**Assigned task**
Print the records exactly as they are written.
++++++++++++++++++++
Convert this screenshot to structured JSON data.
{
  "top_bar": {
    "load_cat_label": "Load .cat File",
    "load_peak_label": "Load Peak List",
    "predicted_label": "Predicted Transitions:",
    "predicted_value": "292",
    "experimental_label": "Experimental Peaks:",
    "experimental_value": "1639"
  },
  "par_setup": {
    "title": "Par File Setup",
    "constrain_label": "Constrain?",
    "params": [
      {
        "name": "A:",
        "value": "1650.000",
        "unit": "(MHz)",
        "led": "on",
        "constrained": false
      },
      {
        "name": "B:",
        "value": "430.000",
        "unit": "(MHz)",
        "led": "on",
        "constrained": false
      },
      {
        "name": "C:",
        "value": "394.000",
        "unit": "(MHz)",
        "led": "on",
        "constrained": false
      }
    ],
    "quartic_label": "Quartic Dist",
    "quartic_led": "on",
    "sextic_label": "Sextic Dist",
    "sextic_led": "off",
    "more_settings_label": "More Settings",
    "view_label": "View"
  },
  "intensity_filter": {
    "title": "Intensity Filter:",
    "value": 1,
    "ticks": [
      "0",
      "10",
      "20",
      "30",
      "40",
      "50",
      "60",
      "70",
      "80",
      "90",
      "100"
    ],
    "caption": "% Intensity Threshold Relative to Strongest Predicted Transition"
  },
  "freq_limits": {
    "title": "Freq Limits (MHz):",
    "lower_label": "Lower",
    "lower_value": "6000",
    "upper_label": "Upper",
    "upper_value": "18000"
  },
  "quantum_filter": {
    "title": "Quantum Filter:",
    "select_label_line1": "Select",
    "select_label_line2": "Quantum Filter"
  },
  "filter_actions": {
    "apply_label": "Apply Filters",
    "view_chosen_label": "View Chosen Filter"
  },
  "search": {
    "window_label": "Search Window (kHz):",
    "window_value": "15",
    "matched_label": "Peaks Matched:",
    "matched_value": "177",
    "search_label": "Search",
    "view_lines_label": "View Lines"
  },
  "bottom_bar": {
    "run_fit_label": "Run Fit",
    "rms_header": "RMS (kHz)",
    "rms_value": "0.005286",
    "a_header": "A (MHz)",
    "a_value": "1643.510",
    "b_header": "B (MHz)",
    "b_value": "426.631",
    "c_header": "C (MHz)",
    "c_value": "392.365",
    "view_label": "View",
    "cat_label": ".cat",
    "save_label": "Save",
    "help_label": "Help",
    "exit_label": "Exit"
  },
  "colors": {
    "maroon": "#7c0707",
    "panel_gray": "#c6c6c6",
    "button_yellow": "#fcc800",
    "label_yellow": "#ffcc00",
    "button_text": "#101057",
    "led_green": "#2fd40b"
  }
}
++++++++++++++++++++
**Exercise output**
Convert this screenshot to structured JSON data.
{
  "top_bar": {
    "load_cat_label": "Load .cat File",
    "load_peak_label": "Load Peak List",
    "predicted_label": "Predicted Transitions:",
    "predicted_value": "292",
    "experimental_label": "Experimental Peaks:",
    "experimental_value": "1639"
  },
  "par_setup": {
    "title": "Par File Setup",
    "constrain_label": "Constrain?",
    "params": [
      {
        "name": "A:",
        "value": "1650.000",
        "unit": "(MHz)",
        "led": "on",
        "constrained": false
      },
      {
        "name": "B:",
        "value": "430.000",
        "unit": "(MHz)",
        "led": "on",
        "constrained": false
      },
      {
        "name": "C:",
        "value": "394.000",
        "unit": "(MHz)",
        "led": "on",
        "constrained": false
      }
    ],
    "quartic_label": "Quartic Dist",
    "quartic_led": "on",
    "sextic_label": "Sextic Dist",
    "sextic_led": "off",
    "more_settings_label": "More Settings",
    "view_label": "View"
  },
  "intensity_filter": {
    "title": "Intensity Filter:",
    "value": 1,
    "ticks": [
      "0",
      "10",
      "20",
      "30",
      "40",
      "50",
      "60",
      "70",
      "80",
      "90",
      "100"
    ],
    "caption": "% Intensity Threshold Relative to Strongest Predicted Transition"
  },
  "freq_limits": {
    "title": "Freq Limits (MHz):",
    "lower_label": "Lower",
    "lower_value": "6000",
    "upper_label": "Upper",
    "upper_value": "18000"
  },
  "quantum_filter": {
    "title": "Quantum Filter:",
    "select_label_line1": "Select",
    "select_label_line2": "Quantum Filter"
  },
  "filter_actions": {
    "apply_label": "Apply Filters",
    "view_chosen_label": "View Chosen Filter"
  },
  "search": {
    "window_label": "Search Window (kHz):",
    "window_value": "15",
    "matched_label": "Peaks Matched:",
    "matched_value": "177",
    "search_label": "Search",
    "view_lines_label": "View Lines"
  },
  "bottom_bar": {
    "run_fit_label": "Run Fit",
    "rms_header": "RMS (kHz)",
    "rms_value": "0.005286",
    "a_header": "A (MHz)",
    "a_value": "1643.510",
    "b_header": "B (MHz)",
    "b_value": "426.631",
    "c_header": "C (MHz)",
    "c_value": "392.365",
    "view_label": "View",
    "cat_label": ".cat",
    "save_label": "Save",
    "help_label": "Help",
    "exit_label": "Exit"
  },
  "colors": {
    "maroon": "#7c0707",
    "panel_gray": "#c6c6c6",
    "button_yellow": "#fcc800",
    "label_yellow": "#ffcc00",
    "button_text": "#101057",
    "led_green": "#2fd40b"
  }
}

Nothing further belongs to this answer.